2. Smartphone users scan the QR Code which automatically takes them to the webpage the QR Code came from.
3. Smartphone users quickly have information on a plant directly for the pfaf.org website on their phone.
Add a comment/link

If you have important information about this plant that may help other users please add a comment or link below. Only comments or links that are felt to be directly relevant to a plant will be included. If you think a comment/link or information contained on this page is inaccurate or misleading we would welcome your feedback at admin@pfaf.org. If you have questions about a plant please use the Forum on this website as we do not have the resources to answer questions ourselves.

* Please note: the comments by website users are not necessarily those held by PFAF and may give misleading or inaccurate information.

To leave a comment please Register or login here All comments need to be approved so will not appear immediately.

Subject : Paris quadrifolia  

Plant Uses

Edible Uses
Medicinal Uses
Other Plant uses
Woodland Gardening
Why Perennial Plants?
Top Edible Plants
Top Medicinal Plants
Garden Design
Habitats
Translations

Twiter      Facebook

Content

Content Help
Bookshop
Support Us
Blog
Links
Old Database Search
Suppliers
Contact
About Us
News
Sign In

PFAF Newsletter

Stay informed about PFAFs progress,
challenges and hopes by signing up for
our free email ePost.
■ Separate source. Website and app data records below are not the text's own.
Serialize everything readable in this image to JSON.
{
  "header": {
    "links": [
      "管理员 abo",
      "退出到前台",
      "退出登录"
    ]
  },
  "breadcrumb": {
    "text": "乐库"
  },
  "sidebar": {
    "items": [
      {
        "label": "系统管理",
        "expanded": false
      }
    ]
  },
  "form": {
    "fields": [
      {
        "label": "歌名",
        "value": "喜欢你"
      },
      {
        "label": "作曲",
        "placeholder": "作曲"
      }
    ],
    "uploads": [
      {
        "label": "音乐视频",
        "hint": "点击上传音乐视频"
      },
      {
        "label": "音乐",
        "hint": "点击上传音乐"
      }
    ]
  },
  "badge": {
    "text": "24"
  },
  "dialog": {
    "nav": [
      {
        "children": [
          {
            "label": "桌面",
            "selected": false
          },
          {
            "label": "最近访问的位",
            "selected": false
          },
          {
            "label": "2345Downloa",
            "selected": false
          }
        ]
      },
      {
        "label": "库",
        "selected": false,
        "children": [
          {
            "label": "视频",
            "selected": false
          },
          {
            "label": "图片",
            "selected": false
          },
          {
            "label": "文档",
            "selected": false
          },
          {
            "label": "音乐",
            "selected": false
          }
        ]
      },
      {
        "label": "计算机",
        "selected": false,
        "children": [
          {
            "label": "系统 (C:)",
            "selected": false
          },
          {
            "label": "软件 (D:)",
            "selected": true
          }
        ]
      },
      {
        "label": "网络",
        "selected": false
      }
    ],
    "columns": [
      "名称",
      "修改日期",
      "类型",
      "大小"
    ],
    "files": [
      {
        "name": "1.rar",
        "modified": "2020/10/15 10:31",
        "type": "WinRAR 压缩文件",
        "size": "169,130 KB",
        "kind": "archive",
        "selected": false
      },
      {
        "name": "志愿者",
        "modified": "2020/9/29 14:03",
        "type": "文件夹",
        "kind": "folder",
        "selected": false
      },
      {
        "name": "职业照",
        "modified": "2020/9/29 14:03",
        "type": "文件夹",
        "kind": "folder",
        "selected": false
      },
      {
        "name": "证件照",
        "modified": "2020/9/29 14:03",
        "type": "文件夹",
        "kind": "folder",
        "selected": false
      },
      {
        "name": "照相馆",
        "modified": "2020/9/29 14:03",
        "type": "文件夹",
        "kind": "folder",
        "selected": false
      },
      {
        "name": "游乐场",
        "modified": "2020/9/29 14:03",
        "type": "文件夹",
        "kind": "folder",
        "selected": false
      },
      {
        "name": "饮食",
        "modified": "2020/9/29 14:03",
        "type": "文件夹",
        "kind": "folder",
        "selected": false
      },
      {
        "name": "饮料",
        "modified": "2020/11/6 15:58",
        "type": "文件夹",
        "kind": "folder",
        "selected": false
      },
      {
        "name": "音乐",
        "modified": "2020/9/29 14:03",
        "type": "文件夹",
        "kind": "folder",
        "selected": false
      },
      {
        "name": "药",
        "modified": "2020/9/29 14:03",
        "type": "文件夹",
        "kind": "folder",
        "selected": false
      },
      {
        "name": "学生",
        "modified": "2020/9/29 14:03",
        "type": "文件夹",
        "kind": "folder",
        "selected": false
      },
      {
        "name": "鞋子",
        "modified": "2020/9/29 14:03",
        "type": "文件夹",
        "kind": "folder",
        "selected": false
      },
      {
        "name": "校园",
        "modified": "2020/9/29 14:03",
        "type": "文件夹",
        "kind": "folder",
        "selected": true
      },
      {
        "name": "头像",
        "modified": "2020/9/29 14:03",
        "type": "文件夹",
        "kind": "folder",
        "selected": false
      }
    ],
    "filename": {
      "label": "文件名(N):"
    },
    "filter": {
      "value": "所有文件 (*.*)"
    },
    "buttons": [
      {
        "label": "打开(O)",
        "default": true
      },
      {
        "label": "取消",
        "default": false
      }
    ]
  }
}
You will receive
a range of benefits including:
* Important announcements and news
* Exclusive content not on the website
* Updates on new information &
functionality of the website & database

We will not sell or share your email address.
You can unsubscribe at anytime.